The Circular Economy was but an apple when the first rules on Extended Producer Responsibility (EPR) were developed. The schemes aim to create financial incentives for producers to consider the full environmental impacts of their products, by obliging companies to foot the bill for their disposal after sale and use.
The first instance of EPR in EU legislation was in the Packaging Directive of 1994, then in the End of Life Vehicles Directive of 2000 and the Batteries Directive of 2006. By 2008, the Waste Framework Directive had included EPR as a general principle of waste management. But throughout all this, EPR schemes have remained the prerogative of national governments.
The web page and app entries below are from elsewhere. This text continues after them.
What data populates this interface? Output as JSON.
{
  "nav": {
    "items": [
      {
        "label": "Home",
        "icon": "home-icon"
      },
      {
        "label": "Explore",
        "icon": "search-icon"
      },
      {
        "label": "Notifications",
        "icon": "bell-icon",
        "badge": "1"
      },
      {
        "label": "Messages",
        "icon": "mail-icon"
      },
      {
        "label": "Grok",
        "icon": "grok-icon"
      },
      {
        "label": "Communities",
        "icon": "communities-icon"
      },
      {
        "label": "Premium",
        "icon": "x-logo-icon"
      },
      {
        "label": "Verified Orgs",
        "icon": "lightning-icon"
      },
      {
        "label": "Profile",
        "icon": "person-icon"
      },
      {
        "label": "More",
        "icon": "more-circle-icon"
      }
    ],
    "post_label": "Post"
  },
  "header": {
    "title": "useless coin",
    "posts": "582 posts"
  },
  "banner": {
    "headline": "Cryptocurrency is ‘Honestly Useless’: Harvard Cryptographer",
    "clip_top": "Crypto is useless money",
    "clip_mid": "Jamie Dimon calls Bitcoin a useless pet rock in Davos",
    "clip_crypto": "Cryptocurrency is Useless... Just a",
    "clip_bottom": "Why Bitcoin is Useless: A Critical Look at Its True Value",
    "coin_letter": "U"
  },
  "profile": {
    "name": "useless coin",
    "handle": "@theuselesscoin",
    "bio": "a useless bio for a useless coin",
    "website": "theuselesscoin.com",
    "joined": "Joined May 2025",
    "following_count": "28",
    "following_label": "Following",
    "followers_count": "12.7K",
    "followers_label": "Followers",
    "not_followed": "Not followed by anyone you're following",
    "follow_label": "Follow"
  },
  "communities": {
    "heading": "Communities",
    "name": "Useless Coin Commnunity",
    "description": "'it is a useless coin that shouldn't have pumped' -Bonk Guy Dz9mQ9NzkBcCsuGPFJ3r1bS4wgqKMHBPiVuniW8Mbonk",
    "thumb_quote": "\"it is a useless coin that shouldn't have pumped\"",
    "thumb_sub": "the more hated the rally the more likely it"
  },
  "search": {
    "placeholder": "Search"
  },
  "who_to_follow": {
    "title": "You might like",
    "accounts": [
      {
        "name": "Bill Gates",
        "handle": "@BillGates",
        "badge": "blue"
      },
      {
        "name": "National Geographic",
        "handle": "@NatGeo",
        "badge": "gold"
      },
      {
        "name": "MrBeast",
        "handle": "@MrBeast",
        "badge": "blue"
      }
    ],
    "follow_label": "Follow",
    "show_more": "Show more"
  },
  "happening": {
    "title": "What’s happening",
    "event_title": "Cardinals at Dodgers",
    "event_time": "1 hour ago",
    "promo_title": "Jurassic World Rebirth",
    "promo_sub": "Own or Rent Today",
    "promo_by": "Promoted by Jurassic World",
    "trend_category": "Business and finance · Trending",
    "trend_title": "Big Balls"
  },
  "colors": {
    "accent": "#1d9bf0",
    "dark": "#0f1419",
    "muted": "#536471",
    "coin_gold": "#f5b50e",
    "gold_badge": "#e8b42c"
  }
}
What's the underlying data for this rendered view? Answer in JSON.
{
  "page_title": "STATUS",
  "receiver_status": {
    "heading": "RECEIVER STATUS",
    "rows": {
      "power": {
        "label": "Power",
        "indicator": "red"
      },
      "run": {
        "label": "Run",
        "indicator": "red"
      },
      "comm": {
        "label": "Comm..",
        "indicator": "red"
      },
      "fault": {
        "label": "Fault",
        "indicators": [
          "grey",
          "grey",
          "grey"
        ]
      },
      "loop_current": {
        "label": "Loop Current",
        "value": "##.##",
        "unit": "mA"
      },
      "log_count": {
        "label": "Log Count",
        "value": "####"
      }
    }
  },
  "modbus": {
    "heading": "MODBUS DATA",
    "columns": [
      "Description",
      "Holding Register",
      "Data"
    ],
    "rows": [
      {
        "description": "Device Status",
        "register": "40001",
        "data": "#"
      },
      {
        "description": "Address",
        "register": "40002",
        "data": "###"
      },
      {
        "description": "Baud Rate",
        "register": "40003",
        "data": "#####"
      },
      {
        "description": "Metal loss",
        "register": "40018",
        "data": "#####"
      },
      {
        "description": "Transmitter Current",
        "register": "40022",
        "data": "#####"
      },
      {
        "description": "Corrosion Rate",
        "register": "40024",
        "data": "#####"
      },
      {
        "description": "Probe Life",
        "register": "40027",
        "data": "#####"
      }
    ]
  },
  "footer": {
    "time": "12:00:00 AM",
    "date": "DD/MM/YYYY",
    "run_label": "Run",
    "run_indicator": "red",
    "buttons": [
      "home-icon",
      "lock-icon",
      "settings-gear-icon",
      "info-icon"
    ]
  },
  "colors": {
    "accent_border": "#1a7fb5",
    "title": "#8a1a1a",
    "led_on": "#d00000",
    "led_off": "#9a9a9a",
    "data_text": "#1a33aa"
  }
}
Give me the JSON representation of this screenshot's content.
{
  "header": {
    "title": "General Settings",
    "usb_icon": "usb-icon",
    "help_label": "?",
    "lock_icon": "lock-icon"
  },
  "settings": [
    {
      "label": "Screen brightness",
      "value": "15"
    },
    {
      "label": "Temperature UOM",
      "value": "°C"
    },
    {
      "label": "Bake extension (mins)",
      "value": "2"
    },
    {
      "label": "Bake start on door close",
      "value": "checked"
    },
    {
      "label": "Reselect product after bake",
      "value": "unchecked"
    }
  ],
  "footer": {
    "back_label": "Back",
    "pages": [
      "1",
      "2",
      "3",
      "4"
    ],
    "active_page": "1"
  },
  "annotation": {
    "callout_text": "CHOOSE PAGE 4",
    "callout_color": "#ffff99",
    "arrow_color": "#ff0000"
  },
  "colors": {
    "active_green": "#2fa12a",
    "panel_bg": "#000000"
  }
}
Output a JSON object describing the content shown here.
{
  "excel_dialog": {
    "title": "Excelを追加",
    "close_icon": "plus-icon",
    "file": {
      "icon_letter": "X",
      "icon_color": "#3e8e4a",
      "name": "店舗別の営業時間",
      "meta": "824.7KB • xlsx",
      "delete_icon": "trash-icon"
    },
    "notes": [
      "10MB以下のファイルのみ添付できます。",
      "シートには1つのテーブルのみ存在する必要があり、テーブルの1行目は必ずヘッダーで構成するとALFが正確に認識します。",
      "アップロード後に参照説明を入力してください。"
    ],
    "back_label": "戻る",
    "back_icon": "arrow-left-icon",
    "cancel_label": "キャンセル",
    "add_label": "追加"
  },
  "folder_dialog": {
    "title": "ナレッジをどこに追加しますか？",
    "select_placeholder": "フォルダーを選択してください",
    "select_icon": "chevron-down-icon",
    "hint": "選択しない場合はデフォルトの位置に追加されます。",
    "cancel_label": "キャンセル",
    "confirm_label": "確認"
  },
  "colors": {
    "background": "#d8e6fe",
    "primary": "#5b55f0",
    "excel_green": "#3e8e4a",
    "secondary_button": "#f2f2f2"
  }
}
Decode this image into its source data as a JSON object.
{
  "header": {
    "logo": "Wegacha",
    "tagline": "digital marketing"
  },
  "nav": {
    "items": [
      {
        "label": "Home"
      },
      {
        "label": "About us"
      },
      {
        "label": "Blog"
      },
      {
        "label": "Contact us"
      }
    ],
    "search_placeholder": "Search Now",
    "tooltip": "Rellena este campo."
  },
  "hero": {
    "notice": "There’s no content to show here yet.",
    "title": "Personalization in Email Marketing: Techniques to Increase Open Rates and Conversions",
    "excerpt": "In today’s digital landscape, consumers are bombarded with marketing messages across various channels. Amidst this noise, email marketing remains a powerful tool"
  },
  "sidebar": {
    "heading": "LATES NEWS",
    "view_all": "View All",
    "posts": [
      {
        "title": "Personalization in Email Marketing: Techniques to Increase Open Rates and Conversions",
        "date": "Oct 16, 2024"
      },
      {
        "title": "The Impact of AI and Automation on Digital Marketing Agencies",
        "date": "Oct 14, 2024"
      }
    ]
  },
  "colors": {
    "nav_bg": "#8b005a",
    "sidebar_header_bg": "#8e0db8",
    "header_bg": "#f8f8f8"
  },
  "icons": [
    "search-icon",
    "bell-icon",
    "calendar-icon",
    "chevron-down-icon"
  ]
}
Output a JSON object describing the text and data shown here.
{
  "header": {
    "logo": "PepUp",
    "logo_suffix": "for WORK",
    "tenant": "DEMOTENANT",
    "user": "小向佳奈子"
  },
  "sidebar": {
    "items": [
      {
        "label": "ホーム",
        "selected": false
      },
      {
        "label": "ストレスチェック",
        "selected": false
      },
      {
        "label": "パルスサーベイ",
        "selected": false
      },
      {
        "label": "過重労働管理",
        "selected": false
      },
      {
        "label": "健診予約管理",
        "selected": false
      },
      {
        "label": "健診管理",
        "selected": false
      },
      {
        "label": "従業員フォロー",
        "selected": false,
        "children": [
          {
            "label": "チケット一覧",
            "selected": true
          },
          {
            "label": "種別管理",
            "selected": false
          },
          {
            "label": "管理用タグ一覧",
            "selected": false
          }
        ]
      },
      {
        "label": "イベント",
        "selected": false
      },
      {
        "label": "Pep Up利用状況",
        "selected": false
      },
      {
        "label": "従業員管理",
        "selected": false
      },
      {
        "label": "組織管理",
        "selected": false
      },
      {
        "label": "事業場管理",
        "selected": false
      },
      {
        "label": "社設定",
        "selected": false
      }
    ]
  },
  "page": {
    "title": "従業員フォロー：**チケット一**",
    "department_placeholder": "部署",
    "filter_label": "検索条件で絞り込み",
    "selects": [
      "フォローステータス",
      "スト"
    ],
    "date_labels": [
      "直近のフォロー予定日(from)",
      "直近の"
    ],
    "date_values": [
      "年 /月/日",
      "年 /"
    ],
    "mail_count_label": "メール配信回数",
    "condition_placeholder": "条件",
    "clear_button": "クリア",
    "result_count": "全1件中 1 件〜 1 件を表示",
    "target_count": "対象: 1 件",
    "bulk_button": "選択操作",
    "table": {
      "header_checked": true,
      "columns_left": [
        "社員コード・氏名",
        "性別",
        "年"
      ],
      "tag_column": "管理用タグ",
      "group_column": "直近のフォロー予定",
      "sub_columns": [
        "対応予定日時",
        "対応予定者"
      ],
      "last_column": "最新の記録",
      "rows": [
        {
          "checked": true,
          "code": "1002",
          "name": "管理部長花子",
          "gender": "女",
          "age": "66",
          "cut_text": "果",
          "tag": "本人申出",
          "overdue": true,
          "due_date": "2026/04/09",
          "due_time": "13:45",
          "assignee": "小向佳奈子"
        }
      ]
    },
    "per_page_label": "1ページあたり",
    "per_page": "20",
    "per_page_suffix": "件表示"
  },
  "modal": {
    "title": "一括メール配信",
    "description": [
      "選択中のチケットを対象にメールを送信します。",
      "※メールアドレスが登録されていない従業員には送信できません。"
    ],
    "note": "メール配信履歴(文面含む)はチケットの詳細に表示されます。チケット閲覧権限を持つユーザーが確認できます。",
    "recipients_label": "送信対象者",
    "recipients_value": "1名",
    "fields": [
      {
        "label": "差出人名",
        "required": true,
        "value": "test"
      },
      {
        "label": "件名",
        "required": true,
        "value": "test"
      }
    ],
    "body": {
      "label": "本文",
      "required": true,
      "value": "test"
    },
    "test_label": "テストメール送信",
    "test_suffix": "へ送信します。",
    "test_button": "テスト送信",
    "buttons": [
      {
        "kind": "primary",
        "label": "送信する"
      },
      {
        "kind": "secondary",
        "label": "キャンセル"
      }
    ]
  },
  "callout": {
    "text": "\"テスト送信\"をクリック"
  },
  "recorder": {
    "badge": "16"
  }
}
Over the years, the scope and number of EPR schemes across the EU has grown hugely, with a recent estimate by the organisation for packaging and the environment, EUROPEN, putting the amount raised by packaging schemes alone at over €3 billion per year. Many companies now outsource their obligations to Producer Responsibility Organisations (PROs), some of which they partly own, and many of which operate as profit-making businesses. The number of PROs varies by country and by sector (for waste electronics, for example, there are 3 in France and 39 in the UK). The fees companies pay, the number of products covered and the criteria for deciding how end-of-life costs are calculated also vary widely. So if you sell a product in a number of EU countries, the system now looks very complex indeed, as different EPR rules apply. So there are good single-market reasons for Brussels to be taking fresh action and many businesses welcome the moves towards harmonisation and minimum standards. But the Commission has to balance this with the principle of subsidiarity – as emphasised by several national environment ministers at a Council meeting in March.
At the same time, EPR schemes need a boost, as they have become central instruments of the EU’s plan to create a European Circular Economy. So policymakers in Brussels have a tough job. They need to ensure that national governments are left in the driving seat to design EPR schemes that don’t obstruct the free movement of goods. But they also want to use EU legislation to create genuinely European-wide norms on eco-design and secondary raw materials.
The Commission’s proposals to update EPR were published last December as a new article to the Waste Framework Directive (article 8a) which the European Parliament’s Environment Committee is now scrutinising. There are several new “general requirements” for existing EPR schemes, including a provision for clearer definitions of roles and responsibilities, enhanced transparency requirements for PROs, as well as more exhaustive reporting systems and better information-sharing. There are also proposals for schemes to differentiate (or “modulate”) the fees they charge per waste-stream, based on how much each part of the waste collection and treatment process costs. This could prove crucial in incentivising waste management companies, PROs and local governments to work together to strip out costs and to reward greener products. There have been interesting developments in France here which appear to be working well.
A more controversial proposal considers extending producer fees “to ensure that waste-holders…are informed about the available waste collection systems and the prevention of littering”. Such clauses could significantly widen the scope of EPR fee coverage and have caused some consumer-goods companies, for example, to worry about being landed with a large bill for cleaning up Europe’s litter.
Yet the proposals have also attracted criticism for a lack of ambition. Zero Waste Europe (ZWE), for example, published a report last year finding that EPR schemes don’t even cover a third of municipal solid waste across Europe at the moment. And only half of the waste these schemes do cover gets collected separately. So there is a lot of work to do, as ZWE’s director, Joan-Marc Simon, notes. “EPR was useful for raising recycling rates in Europe over the last 20 years but we need them to do a lot more if we are to move to a genuinely circular economy where total waste is reduced at source and products are designed for re-use.”
The coming months will see a raft of policy wrangles between MEPs, national governments and the Commission on the fine detail of EU law towards EPR. What emerges will be central in determining the speed at which at a genuinely circular economy can be built in the EU.
This article was originally published on BusinessGreen.